While the political furor over Gloucester County Democratic Chairman Michael Angelini’s alleged pension padding continues to rage, his future as chairman of the county’s dominant party is uncertain.
Gloucester County Democratic insiders, for the most part, will not go on the record on whether they think Angelini should stay or go as chairman.
The county’s most influential Democrat is incoming Senate President Stephen Sweeney (D-West Deptford). Two weeks ago, Sweeney said, “I don’t think this is a reason for him not to be a chairman.” Today, he declined to comment any further on the matter.
Several of the county’s Democratic insiders who asked that their names be withheld reveal mixed opinions on whether Angelini should resign, remain as chairman but choose not to run again when his term expires in June, or seek reelection to the post. They are loathe to condone the practice of collecting pensions for multiple part-time public jobs that, according to IRS standards should be classified as independent contractor arrangements, but argue that it was not illegal when Angelini did it and note that the chairman was the only attorney targeted in the report for what was considered a fairly common practice.
What is clear is that there is no organized movement to push Angelini out, but his future as chairman is not completely secure.
Assemblyman Paul Moriarty (D-Washington Twp.), a Gloucester County resident, announced today a pension reform bill intended to close a loophole that allows certain members of several government lobbying organizations to draw public pensions. Moriarty said that he had not yet read the inspector general’s report on Angelini and will withhold comment on it until he does. Moriarty did read media accounts of the report, but said they were “conflicting” on information about Angelini’s salaries.
“I’ve been pretty clear on this issue and remain firm that we cannot support part-time work for pensions… I come from the real world. Not the government world. So none of this has ever made sense to me,” said Moriarty, who was a television news reporter before going into politics.
Moriarty said that his own lack of comment on the situation was not because Angelini heads the Democatic party in Moriarty’s home county.
“I’m not hesitant to criticize anyone if I think it’s warranted. I haven’t read that report yet but I’m interested to read it,” he said.

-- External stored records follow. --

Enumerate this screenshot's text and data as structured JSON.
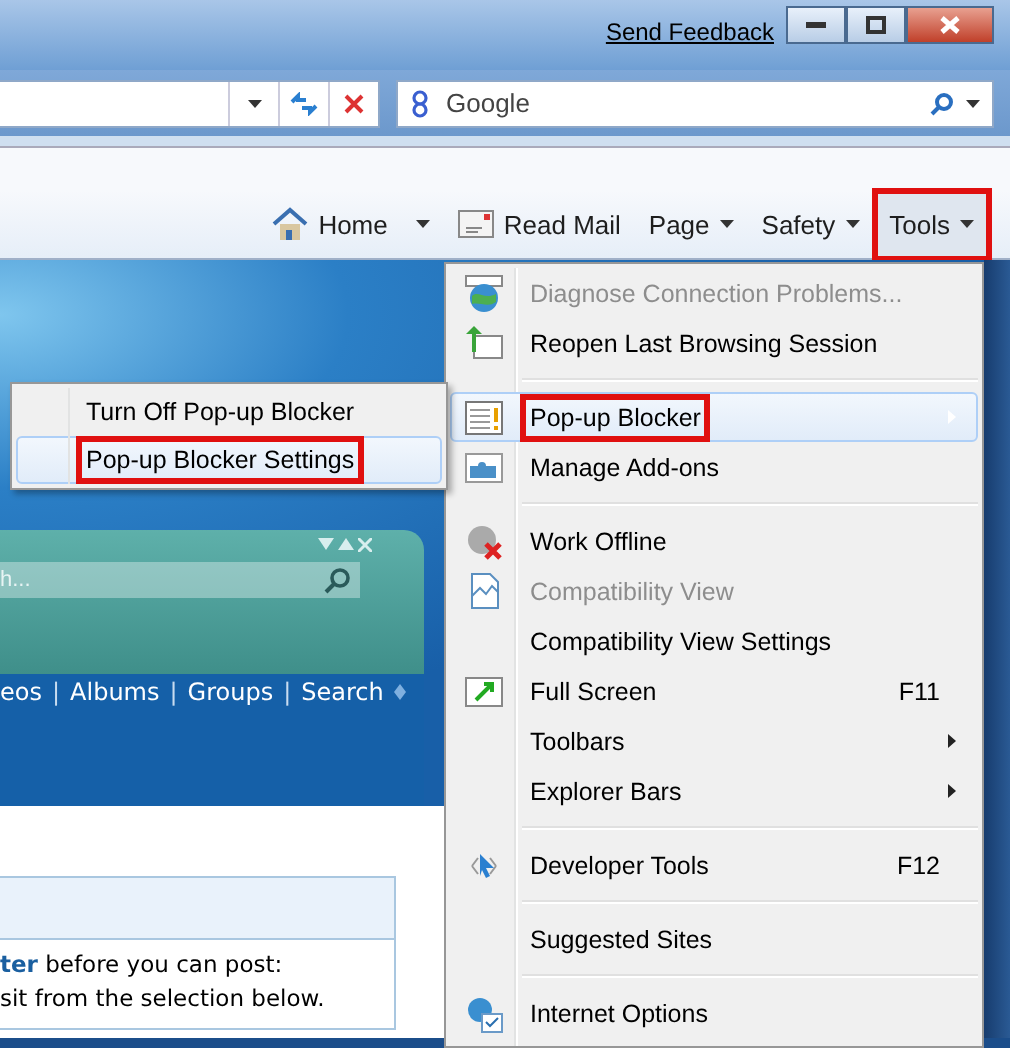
{
  "window": {
    "feedback_link": "Send Feedback"
  },
  "search": {
    "placeholder": "Google"
  },
  "command_bar": [
    {
      "label": "Home",
      "kind": "split",
      "highlighted": false
    },
    {
      "label": "Read Mail",
      "kind": "plain",
      "highlighted": false
    },
    {
      "label": "Page",
      "kind": "dropdown",
      "highlighted": false
    },
    {
      "label": "Safety",
      "kind": "dropdown",
      "highlighted": false
    },
    {
      "label": "Tools",
      "kind": "dropdown",
      "highlighted": true
    }
  ],
  "page": {
    "panel_search": {
      "placeholder": "h..."
    },
    "nav": [
      {
        "kind": "link",
        "text": "eos"
      },
      {
        "kind": "separator",
        "text": "|"
      },
      {
        "kind": "link",
        "text": "Albums"
      },
      {
        "kind": "separator",
        "text": "|"
      },
      {
        "kind": "link",
        "text": "Groups"
      },
      {
        "kind": "separator",
        "text": "|"
      },
      {
        "kind": "link",
        "text": "Search"
      }
    ],
    "notice": [
      "**ter** before you can post:",
      "sit from the selection below."
    ]
  },
  "submenu": {
    "items": [
      {
        "label": "Turn Off Pop-up Blocker",
        "selected": false,
        "highlighted": false
      },
      {
        "label": "Pop-up Blocker Settings",
        "selected": true,
        "highlighted": true
      }
    ]
  },
  "menu": {
    "items": [
      {
        "kind": "item",
        "label": "Diagnose Connection Problems...",
        "disabled": true,
        "selected": false,
        "highlighted": false
      },
      {
        "kind": "item",
        "label": "Reopen Last Browsing Session",
        "disabled": false,
        "selected": false,
        "highlighted": false
      },
      {
        "kind": "separator"
      },
      {
        "kind": "item",
        "label": "Pop-up Blocker",
        "disabled": false,
        "selected": true,
        "highlighted": true,
        "submenu": true
      },
      {
        "kind": "item",
        "label": "Manage Add-ons",
        "disabled": false,
        "selected": false,
        "highlighted": false
      },
      {
        "kind": "separator"
      },
      {
        "kind": "item",
        "label": "Work Offline",
        "disabled": false,
        "selected": false,
        "highlighted": false
      },
      {
        "kind": "item",
        "label": "Compatibility View",
        "disabled": true,
        "selected": false,
        "highlighted": false
      },
      {
        "kind": "item",
        "label": "Compatibility View Settings",
        "disabled": false,
        "selected": false,
        "highlighted": false
      },
      {
        "kind": "item",
        "label": "Full Screen",
        "shortcut": "F11",
        "disabled": false,
        "selected": false,
        "highlighted": false
      },
      {
        "kind": "item",
        "label": "Toolbars",
        "disabled": false,
        "selected": false,
        "highlighted": false,
        "submenu": true
      },
      {
        "kind": "item",
        "label": "Explorer Bars",
        "disabled": false,
        "selected": false,
        "highlighted": false,
        "submenu": true
      },
      {
        "kind": "separator"
      },
      {
        "kind": "item",
        "label": "Developer Tools",
        "shortcut": "F12",
        "disabled": false,
        "selected": false,
        "highlighted": false
      },
      {
        "kind": "separator"
      },
      {
        "kind": "item",
        "label": "Suggested Sites",
        "disabled": false,
        "selected": false,
        "highlighted": false
      },
      {
        "kind": "separator"
      },
      {
        "kind": "item",
        "label": "Internet Options",
        "disabled": false,
        "selected": false,
        "highlighted": false
      }
    ]
  }
}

Gloucester County GOP Chairman Bill Fey has been the most outspoken political figure on the issue, despite, he said, receiving warning shots about Republicans engaged in the same practice being exposed.
“Fraud and pension abuse is fraud and pension abuse – end of story. I don’t care if you’re a Democrat or a Republican,” said Fey, who added “I checked around the county. I looked at Republicans in the county and I don’t see that happening here.”
Fey compared aspects of Angelini’s public jobs to former state Sen. Wayne Bryant’s (D-Lawnside) conviction on a fraud charge regarding his low-show part-time position with the Gloucester County Board of Social Services. The problem, Fey argued, is endemic to South Jersey’s political machinery.
“Angelini had help — lots of help from the local municipalities to do what he did. Right now everyone’s being good little soldiers and keeping their mouths shut,” he said.
Angelini could not be reached for comment.